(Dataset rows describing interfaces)
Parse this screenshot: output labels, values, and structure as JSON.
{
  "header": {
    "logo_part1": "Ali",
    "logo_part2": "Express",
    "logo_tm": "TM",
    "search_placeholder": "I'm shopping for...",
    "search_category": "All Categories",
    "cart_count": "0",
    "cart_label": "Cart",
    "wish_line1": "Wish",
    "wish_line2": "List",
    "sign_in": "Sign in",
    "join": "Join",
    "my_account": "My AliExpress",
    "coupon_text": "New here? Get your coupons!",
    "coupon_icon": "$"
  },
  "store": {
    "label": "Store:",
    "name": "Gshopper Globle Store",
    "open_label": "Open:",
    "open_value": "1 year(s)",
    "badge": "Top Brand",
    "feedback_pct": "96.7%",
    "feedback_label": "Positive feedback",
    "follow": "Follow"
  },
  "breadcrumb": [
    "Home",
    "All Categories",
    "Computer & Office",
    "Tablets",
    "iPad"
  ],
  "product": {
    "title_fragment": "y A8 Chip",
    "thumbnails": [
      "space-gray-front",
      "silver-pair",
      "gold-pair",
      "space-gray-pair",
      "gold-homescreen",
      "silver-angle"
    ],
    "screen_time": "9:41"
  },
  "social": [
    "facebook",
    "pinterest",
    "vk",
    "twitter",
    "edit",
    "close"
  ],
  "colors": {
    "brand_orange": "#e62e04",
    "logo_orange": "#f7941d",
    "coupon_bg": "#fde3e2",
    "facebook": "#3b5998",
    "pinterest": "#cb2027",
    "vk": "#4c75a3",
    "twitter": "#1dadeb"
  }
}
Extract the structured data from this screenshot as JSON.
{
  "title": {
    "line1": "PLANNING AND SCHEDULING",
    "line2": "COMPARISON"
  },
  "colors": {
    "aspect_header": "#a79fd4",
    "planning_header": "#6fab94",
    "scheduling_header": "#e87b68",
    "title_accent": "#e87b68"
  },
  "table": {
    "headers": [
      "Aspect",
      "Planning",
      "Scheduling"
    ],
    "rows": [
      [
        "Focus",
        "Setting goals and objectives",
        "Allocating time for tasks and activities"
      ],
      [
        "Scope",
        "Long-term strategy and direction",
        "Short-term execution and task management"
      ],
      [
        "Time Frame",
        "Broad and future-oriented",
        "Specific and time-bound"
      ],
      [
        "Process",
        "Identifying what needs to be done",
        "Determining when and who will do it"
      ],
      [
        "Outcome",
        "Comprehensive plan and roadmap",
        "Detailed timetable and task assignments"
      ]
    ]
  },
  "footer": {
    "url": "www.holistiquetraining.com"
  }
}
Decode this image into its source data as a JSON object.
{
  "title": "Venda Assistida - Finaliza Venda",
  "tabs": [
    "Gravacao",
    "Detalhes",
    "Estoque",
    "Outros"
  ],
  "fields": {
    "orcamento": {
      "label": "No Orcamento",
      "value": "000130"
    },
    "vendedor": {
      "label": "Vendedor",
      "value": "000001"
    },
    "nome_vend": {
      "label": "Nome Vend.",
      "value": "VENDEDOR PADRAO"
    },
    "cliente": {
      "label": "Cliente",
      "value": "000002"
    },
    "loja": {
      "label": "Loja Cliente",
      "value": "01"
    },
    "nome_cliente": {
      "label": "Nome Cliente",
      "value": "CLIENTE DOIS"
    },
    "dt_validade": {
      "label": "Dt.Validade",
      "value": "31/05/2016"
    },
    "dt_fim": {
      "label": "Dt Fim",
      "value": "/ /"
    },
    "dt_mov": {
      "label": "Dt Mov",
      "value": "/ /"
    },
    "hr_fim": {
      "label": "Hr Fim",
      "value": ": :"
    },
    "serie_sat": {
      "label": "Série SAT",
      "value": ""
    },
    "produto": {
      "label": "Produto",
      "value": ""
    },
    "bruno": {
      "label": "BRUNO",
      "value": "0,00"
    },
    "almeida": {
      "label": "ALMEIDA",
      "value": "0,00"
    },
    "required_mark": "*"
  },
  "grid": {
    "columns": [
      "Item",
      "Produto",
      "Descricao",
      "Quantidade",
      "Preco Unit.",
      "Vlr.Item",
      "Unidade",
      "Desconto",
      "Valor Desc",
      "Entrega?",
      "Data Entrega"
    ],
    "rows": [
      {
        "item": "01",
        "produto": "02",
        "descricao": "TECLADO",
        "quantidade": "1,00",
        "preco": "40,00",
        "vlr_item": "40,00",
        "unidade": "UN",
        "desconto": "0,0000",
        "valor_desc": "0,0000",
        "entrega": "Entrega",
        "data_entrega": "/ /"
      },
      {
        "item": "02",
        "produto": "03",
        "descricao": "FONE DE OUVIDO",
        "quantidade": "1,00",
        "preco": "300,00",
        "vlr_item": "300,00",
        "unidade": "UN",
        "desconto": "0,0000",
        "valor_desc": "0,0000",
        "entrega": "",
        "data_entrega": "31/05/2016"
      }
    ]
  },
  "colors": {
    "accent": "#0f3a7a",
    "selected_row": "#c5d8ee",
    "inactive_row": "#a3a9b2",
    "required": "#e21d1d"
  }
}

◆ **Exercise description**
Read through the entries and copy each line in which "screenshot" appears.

◆ **Result of this exercise**
Parse this screenshot: output labels, values, and structure as JSON.
Extract the structured data from this screenshot as JSON.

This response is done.